Prabha Nandagopal was a senior legal adviser on the Australian Human Rights Commission Respect@Work report and is the founder of Elevating Consulting Partners. She has worked with women employees across Australia who face sex-based discrimination and sexual harassment.

When Prabha first came across this job ad, she too was less than impressed.

"Thankfully you don't often see this kind of explicit racial discrimination in job advertisements, though it does sometimes exist. It's unlawful in Australia to publish a job that discriminates against a person on the basis of what's called personal characteristics. So race, for example, colour or ethnic origin, are part of that," Prabha explains to Mamamia

We've seen this happen before. In 2018, Optus faced criticism after a job ad of theirs asked for 'Anglo Saxon' employees. The telco company apologised for the "completely unacceptable" situation, and launched an internal investigation as a result. 

There can be an exemption if an employer can demonstrate that it's a genuine requirement of a job. For example, if a job ad is for an Aboriginal support worker who exclusively provides domestic violence services for First Nations women. The organisation would then demonstrate why an Indigenous person would be the best fit for that role and make an argument around cultural sensitivity and understanding being an inherent requirement. 


But for this particular TV presenter role - Prabha from a legal perspective sees zero reason why the company is requiring someone with white skin only.

"You need to be focusing on the skills and experiences abilities of the role, not personal characteristics. It is unlawful," she says.

"You can make a complaint about it. This can be done either by raising with the company advertising the position if you're comfortable, or by making a complaint to the relevant anti discrimination body in your state or territory, or the Australian Human Rights Commission. This type of racial discrimination in job ads is not only unacceptable, it's unlawful."

As Brianna notes: "I love what I do and I'm good at it. I'd love to do more of it, and I'm trying to find the opportunities but they just aren't there."

There's an intense mental load too with being constantly disheartened and let down by the industry you love.

"The job ad gave me the impression that this company thinks a white person can do the job better than any other ethnicity. It's disgusting. I can't believe we're still having this conversation."
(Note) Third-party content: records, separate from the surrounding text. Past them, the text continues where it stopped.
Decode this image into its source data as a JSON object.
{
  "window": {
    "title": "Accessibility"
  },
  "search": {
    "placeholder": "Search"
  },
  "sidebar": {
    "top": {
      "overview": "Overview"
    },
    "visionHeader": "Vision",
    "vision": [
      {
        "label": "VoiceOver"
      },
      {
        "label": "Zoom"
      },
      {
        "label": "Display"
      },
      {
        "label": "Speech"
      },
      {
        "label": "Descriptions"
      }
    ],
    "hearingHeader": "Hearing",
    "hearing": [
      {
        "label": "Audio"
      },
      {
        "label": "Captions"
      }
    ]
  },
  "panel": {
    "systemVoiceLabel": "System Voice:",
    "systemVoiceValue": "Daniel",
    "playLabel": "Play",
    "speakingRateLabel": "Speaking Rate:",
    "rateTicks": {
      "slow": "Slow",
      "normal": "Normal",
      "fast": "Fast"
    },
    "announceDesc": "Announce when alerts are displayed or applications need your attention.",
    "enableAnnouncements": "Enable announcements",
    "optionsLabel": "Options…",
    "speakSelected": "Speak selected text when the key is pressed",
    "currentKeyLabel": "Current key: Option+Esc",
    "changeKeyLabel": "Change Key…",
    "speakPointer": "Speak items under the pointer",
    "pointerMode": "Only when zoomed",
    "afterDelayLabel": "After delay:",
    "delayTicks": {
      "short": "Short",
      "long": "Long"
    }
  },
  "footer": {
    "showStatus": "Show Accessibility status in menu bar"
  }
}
*Brianna has changed her name for privacy reasons. Her identity is known to Mamamia. 

Feature Image: Getty/StarNow/Canva.